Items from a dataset

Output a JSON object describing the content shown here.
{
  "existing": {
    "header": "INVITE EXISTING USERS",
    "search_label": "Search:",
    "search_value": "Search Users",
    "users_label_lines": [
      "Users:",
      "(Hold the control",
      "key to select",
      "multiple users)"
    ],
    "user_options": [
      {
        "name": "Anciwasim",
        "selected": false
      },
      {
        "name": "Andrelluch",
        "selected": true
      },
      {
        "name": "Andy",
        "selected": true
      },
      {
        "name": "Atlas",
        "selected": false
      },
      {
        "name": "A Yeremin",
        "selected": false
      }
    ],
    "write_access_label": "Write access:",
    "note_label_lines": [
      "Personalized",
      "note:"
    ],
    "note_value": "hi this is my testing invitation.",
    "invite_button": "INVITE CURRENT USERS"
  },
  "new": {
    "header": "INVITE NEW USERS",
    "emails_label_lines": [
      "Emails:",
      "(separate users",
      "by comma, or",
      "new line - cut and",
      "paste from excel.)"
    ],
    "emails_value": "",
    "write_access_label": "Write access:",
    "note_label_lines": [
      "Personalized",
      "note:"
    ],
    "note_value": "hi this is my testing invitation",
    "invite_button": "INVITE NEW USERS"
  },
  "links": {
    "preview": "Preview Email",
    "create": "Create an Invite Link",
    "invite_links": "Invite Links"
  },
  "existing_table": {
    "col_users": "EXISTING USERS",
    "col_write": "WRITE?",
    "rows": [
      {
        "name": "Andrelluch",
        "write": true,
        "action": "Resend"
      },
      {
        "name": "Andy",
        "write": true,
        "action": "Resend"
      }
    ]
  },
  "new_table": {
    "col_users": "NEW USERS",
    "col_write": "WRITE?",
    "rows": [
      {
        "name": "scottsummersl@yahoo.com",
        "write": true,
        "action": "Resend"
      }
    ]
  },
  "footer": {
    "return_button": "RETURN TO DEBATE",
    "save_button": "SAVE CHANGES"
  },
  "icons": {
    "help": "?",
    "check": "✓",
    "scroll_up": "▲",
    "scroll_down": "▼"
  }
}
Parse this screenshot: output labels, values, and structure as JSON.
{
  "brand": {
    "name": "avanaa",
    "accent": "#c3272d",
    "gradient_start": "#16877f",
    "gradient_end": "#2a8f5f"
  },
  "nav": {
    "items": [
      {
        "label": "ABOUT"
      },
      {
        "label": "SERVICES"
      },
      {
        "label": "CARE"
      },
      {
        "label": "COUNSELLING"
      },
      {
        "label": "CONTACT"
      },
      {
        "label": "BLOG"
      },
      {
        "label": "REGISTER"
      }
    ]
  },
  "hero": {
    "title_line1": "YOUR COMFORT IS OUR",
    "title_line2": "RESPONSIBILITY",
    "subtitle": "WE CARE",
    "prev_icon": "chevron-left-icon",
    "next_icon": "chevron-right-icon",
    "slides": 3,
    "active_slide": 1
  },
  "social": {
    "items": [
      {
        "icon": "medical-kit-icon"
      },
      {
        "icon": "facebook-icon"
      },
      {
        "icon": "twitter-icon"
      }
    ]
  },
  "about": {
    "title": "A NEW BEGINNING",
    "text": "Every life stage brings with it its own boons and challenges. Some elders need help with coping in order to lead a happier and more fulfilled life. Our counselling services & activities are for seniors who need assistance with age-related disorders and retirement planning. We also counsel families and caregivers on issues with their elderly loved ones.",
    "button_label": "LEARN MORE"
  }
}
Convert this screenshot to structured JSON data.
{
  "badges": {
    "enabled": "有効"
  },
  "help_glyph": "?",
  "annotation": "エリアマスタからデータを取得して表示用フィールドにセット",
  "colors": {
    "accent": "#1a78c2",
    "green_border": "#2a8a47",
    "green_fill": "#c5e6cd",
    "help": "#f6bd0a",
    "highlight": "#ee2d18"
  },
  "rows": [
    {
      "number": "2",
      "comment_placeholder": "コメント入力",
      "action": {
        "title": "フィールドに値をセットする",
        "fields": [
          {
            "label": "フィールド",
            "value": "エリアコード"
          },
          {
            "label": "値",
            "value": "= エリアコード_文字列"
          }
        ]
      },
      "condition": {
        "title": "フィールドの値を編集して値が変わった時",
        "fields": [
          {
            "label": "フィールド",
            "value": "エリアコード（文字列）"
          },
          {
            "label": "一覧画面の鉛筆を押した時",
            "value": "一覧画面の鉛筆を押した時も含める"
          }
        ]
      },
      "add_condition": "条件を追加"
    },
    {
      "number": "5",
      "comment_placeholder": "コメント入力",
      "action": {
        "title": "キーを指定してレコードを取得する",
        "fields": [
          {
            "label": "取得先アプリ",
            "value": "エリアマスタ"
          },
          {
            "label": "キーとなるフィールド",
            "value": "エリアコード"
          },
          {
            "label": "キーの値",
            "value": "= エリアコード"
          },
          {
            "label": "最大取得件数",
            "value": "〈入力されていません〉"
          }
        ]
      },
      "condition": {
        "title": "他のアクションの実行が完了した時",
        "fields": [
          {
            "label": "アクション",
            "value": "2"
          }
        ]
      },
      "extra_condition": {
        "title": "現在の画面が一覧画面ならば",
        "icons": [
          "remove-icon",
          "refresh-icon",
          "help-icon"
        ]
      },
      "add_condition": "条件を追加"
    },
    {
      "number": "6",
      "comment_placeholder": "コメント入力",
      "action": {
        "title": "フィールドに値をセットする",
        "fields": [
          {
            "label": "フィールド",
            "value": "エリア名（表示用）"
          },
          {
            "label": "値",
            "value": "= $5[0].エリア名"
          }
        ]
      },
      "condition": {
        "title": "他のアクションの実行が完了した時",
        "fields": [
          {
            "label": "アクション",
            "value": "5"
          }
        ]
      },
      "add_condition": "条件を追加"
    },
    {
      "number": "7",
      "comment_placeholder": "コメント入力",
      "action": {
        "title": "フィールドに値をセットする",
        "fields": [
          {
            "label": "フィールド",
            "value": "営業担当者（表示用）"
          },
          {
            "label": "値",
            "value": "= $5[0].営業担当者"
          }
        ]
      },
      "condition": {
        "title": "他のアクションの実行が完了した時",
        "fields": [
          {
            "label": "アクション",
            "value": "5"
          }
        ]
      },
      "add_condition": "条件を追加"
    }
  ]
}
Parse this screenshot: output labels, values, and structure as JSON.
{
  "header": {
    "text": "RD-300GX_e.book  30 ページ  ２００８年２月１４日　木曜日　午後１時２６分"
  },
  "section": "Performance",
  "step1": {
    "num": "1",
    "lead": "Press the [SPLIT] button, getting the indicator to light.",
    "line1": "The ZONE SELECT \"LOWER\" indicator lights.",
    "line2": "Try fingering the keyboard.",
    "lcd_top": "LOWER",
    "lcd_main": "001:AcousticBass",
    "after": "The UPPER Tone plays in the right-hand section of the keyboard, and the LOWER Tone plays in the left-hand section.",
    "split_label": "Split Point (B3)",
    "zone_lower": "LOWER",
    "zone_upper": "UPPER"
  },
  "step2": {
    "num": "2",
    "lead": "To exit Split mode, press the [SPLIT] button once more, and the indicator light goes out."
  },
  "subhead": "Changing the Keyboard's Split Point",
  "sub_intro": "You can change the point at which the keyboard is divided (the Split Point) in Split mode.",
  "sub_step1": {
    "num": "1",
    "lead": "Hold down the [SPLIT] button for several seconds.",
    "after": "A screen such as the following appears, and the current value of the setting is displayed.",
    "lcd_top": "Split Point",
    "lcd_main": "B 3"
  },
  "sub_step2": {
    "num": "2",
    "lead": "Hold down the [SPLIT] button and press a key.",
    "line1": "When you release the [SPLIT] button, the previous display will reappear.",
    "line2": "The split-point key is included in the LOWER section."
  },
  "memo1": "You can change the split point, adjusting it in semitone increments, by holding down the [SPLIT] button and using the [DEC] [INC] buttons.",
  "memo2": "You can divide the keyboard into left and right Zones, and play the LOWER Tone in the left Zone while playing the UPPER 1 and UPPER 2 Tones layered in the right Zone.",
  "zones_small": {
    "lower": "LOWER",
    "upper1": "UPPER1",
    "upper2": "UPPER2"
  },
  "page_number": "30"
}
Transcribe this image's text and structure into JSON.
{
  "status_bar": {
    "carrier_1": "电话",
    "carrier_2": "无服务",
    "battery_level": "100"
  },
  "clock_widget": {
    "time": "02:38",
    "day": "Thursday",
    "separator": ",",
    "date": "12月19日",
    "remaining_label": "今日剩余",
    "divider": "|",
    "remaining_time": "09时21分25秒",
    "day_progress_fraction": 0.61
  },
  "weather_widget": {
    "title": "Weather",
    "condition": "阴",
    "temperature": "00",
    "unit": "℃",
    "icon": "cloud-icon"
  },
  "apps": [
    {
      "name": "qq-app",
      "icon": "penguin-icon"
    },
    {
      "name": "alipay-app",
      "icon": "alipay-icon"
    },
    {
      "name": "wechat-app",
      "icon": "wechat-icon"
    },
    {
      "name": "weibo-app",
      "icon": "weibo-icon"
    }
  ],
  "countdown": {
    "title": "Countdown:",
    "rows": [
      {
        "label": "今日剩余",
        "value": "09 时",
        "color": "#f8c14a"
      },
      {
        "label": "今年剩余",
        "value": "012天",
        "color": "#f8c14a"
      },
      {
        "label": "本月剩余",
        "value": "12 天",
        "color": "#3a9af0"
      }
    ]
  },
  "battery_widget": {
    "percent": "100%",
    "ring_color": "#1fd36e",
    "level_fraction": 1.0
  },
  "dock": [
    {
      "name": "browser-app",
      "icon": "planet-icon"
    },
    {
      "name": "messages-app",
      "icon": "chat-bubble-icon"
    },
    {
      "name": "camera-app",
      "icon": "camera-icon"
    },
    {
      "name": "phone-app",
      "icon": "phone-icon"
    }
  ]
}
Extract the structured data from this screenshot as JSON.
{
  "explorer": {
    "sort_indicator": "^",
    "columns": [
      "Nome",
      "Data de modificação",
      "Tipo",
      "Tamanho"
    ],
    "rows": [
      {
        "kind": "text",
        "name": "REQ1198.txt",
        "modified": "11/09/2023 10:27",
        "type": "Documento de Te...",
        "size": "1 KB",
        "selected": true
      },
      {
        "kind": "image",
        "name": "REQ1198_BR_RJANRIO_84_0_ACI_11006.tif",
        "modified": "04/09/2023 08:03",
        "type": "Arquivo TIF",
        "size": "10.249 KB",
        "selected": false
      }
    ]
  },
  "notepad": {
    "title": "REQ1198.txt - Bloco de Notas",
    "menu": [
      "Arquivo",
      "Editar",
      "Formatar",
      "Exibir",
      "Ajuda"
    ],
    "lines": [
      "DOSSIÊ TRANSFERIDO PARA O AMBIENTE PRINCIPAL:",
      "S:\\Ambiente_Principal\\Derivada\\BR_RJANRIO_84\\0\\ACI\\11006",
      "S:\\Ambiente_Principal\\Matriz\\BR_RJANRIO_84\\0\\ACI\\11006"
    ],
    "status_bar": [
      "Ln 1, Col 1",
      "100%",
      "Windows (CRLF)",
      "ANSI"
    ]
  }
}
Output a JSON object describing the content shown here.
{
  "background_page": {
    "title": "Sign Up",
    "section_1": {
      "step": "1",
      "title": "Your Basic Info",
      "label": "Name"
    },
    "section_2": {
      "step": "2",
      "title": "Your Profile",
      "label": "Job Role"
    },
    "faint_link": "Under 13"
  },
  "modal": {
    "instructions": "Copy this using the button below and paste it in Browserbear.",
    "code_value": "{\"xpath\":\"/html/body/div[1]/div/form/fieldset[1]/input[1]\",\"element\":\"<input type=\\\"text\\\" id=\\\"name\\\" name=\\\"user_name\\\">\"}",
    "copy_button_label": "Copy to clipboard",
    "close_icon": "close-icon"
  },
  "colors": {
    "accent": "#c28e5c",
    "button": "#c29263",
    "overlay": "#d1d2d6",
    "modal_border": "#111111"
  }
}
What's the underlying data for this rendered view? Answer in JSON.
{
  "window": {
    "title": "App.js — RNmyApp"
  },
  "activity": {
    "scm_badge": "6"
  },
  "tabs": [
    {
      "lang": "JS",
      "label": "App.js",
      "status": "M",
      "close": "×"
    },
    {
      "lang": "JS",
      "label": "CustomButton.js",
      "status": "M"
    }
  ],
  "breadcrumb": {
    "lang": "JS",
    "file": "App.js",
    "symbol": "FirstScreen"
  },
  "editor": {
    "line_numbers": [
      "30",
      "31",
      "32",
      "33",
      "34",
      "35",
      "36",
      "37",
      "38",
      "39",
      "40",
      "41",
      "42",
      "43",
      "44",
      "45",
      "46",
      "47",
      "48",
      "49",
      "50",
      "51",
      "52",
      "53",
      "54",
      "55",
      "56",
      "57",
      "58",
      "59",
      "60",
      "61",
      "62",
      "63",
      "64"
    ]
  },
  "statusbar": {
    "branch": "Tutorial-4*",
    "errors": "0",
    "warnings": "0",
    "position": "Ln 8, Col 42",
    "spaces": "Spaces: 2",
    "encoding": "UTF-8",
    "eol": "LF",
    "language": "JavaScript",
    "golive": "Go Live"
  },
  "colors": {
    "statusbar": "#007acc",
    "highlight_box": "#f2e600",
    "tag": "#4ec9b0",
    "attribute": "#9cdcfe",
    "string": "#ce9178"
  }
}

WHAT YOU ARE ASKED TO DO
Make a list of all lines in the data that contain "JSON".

EXERCISE RESPONSE
Output a JSON object describing the content shown here.
Parse this screenshot: output labels, values, and structure as JSON.
Convert this screenshot to structured JSON data.
Parse this screenshot: output labels, values, and structure as JSON.
Transcribe this image's text and structure into JSON.
Extract the structured data from this screenshot as JSON.
Output a JSON object describing the content shown here.
What's the underlying data for this rendered view? Answer in JSON.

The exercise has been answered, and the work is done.